    Posted December 30, 2012

    Om my gosg...

    When Jeffrey talking about Tad being dead and everything, I didn't even realize I was crying until the pages were splattered with tear-drops. Poor D.A.... The first book was good too, but this one had me up until 12:47 a.m.

    1 out of 1 people found this review helpful.

    Was this review helpful? Yes  No   Report this review
  • Posted September 16, 2012

    I absolutely loved the book, Ever After Ever by Jordan Sonnenbli

    I absolutely loved the book, Ever After Ever by Jordan Sonnenblick. This book is a sequel to another really good book Drums Girls & Dangerous Pie. In Drums Girls & Dangerous Pie, Jeffery is a kindergardener who has leukemia. In After Ever After, Jeffery is an eighth grader, who is in remission. His best friend Tad, is also another cancer survivor, and still in remission. This book will make you cheer for Jeff and Tad but it might also make you cry for them! Tad is a very tough and good friend to Jeffery. When Jeffery wan't doing so well in math, Tad tutored him. Tad is a good friend also because even though he had issues with his personal help, he didn't want to tell Jeff what happened because he was worried it would distract him from doing good on the math standardized test scores. Not only will Jeff have to lose something in this book he also has to go through drama of everyday life, girlfriends, tests, homework, his brother and even his parents! To anyone who like romance & everyday life books would love After Ever After! I defiantly didn't have to think twice about giving this book 5 stars!! If you start this book you might never be able to put it down!!

    1 out of 1 people found this review helpful.

    Was this review helpful? Yes  No   Report this review
  • Anonymous

    Posted August 17, 2012

    Book lover

    Love love love this book!!!!! This is a wonderful, tragic and moving book and series if you want to call it that. Jourdan sonnenblick got it once again. Love the author!!!

    1 out of 1 people found this review helpful.

    Was this review helpful? Yes  No   Report this review
  • Anonymous

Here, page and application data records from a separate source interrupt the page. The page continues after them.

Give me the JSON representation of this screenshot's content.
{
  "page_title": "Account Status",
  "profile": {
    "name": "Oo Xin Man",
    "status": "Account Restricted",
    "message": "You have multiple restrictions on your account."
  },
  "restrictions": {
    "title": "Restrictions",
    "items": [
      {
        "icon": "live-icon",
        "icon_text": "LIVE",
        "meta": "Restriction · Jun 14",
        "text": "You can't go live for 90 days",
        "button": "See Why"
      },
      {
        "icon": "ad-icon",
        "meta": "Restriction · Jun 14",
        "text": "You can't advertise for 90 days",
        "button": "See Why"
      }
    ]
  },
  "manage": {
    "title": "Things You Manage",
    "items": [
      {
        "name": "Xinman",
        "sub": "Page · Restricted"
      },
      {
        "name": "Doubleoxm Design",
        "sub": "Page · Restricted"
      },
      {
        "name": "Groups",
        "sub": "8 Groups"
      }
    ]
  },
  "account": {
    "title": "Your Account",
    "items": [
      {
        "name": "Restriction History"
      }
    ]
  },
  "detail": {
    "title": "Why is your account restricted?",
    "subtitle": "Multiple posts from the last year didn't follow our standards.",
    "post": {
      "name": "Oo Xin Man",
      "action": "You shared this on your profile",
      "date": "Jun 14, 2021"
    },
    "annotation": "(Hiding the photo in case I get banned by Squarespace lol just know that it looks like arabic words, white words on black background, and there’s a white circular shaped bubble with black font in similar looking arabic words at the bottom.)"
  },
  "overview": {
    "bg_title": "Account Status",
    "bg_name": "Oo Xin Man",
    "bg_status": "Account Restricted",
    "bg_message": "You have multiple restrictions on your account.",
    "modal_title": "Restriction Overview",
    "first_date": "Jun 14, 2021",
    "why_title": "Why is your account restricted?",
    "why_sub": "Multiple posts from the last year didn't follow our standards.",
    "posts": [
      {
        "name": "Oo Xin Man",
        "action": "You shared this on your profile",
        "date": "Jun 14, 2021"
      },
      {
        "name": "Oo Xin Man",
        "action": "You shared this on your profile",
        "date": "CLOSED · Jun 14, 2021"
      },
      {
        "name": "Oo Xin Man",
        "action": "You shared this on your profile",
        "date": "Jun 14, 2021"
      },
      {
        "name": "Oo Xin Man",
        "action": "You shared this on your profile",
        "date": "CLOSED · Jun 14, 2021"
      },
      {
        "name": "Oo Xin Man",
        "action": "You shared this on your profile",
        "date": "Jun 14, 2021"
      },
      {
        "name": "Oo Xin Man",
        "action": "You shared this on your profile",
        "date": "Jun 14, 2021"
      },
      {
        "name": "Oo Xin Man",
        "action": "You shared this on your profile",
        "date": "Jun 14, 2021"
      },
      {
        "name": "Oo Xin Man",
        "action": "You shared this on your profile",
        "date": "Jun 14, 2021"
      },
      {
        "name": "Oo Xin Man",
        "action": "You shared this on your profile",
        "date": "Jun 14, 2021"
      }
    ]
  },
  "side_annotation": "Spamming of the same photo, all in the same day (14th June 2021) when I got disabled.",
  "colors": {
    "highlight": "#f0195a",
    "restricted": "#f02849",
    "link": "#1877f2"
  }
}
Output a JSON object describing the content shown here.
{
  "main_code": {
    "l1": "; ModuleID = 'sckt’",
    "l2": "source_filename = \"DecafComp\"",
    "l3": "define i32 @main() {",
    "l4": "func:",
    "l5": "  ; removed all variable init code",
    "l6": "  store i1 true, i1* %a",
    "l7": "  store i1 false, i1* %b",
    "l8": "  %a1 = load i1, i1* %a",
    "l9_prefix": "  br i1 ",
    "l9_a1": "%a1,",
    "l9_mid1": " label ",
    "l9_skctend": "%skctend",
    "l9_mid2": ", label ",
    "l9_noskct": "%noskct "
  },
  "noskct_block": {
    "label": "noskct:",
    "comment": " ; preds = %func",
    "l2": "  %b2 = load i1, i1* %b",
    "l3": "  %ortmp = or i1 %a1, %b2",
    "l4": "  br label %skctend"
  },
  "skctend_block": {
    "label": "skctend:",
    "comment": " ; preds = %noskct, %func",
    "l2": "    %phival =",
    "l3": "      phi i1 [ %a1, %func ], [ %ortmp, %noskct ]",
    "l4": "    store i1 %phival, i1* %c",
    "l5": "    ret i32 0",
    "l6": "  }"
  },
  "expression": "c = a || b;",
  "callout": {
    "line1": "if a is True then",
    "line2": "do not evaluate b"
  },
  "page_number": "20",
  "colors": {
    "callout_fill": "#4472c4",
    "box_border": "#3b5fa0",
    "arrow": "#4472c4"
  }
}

    Posted June 27, 2014

    <3

    Good job.

    Was this review helpful? Yes  No   Report this review
  • Anonymous

    Posted June 21, 2014

    After Ever After

    This book is wonderful. Jordan is halarious. I highly recommend this book.

    Was this review helpful? Yes  No   Report this review
  • Anonymous

    Posted May 22, 2014

    Anonomous

    Sonnonblick is a wonderful author. This book is an amazing read. I couldnt put this book down. A must read for anyone.

    Was this review helpful? Yes  No   Report this review
  • Anonymous

    Posted February 28, 2014

    Fatastic

    This book was so touching and inspiring

    Was this review helpful? Yes  No   Report this review
  • Anonymous

    Posted February 9, 2014

    :'(

    -_-

    0 out of 2 people found this review helpful.

    Was this review helpful? Yes  No   Report this review
See All Sort by: Showing 1 – 20 of 61 Customer Reviews

If you find inappropriate content, please report it to Barnes & Noble
Why is this product inappropriate?
Comments (optional)